Twenty-five-year-old Lizzie Cook, a farmer’s daughter, died suddenly on July 27, 1884, in Lockport, New York. The newspaper noted that “the secrecy in getting her body removed to her home created suspicion.” Lizzie’s body was exhumed for an examination, which showed that she had died from an abortion. Dr. Ira T. Richmond, alias Butler, was arrested. Richmond had come to Lockport a year earlier and opened a sanitarium, “which died for want of patronage.”
Richmond / Butler also was charged with bigamy. It turns out that at during the Grand Jury investigation into Lizzy’s death, a 54-year-old woman named Mrs. Butler and her 22-year-old daughter arrived on the scene, saying that Richmond’s real surname was Butler and that she’d married him in Canada and that he’d deserted her ten years ago. “She testified that even then he was engaged in irregular transactions and the dubious practice of a physician’s profession.”
Since at the time of Lizzy’s death, Richmond was married to the former Mrs. Platt of Lockport, this second wife posed a bit of a problem, though admittedly far less of a problem than the murder charge he was facing.
Richmond had arrived in Lockport in October of 1877, opening a watch and clock repair shop on East First Street and attending the West Methodist Church, coming across as “a very religiously inclined person.” He was also, the paper noted, “a smooth, oily-tongued talker” who passed himself off as a member of the I & B Richmond Firm of New York, scouting the Lockport area in order to set up a branch office.

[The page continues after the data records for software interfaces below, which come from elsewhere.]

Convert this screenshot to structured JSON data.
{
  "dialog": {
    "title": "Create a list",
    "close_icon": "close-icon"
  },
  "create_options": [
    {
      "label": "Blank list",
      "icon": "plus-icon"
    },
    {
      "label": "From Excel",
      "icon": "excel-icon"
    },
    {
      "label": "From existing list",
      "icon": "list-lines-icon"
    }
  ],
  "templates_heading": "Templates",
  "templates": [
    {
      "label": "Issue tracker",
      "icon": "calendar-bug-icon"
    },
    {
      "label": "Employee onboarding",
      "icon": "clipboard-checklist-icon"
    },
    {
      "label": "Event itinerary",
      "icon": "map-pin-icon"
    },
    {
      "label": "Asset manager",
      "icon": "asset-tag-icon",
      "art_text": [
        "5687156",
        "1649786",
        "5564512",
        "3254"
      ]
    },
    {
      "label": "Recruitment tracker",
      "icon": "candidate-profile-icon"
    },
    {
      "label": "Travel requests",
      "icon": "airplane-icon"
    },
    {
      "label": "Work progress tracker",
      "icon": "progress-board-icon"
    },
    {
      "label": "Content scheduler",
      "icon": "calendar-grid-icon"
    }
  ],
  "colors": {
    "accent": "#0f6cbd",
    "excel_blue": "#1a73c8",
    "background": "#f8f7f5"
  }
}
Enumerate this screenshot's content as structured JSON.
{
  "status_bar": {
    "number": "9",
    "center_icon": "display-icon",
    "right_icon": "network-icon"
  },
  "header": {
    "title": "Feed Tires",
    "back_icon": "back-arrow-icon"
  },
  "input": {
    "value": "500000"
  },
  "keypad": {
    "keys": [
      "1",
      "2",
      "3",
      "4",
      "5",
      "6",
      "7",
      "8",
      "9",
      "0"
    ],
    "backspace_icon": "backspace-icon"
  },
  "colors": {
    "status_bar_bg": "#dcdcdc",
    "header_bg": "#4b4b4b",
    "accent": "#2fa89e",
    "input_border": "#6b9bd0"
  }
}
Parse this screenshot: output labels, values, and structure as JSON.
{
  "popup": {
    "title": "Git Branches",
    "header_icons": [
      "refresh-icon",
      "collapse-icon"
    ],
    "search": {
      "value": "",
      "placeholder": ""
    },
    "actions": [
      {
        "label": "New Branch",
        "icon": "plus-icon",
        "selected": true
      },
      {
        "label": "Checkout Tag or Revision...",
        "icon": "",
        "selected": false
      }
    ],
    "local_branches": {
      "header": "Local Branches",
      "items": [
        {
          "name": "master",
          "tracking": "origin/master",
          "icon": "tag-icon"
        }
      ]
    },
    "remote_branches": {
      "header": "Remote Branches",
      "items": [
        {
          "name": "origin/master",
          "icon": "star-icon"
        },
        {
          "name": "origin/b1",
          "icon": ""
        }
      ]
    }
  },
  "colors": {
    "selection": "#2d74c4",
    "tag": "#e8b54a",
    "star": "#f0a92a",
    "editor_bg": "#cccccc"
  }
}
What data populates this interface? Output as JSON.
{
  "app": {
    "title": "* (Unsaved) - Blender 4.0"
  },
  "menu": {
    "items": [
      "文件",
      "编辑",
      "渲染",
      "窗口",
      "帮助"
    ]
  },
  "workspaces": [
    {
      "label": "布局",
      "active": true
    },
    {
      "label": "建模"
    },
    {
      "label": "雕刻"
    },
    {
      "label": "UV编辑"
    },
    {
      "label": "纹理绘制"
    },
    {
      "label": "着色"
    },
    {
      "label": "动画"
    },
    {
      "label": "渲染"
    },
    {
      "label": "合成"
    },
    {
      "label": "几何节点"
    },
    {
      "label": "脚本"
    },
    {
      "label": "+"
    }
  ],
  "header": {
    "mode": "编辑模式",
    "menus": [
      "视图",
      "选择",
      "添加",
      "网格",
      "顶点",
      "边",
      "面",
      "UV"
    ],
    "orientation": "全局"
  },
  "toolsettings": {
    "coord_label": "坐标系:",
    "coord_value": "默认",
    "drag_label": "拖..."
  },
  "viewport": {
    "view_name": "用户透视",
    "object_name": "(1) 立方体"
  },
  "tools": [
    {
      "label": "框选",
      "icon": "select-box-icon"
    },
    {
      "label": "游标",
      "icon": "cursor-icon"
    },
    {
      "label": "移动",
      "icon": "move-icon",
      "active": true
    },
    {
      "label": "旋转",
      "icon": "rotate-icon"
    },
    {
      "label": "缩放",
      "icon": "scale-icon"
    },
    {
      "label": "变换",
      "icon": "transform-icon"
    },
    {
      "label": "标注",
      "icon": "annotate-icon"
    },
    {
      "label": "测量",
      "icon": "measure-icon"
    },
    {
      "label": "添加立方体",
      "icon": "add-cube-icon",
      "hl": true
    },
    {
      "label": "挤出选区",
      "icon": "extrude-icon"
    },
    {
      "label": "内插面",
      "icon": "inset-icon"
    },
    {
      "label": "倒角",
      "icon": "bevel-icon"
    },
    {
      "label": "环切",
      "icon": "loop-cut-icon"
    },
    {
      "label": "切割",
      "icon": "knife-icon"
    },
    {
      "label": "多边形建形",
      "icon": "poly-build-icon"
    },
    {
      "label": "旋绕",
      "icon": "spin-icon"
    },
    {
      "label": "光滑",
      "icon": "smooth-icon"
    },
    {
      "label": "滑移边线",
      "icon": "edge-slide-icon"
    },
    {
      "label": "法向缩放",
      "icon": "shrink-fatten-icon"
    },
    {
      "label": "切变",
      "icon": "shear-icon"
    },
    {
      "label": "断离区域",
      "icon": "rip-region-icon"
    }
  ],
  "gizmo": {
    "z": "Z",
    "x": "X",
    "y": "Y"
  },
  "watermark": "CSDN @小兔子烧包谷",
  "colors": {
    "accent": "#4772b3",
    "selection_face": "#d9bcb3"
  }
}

“Indicted for Manslaughter,” New York Times, September 13, 1884
“Both Bigamist and Murderer,” New York Times, September 5, 1884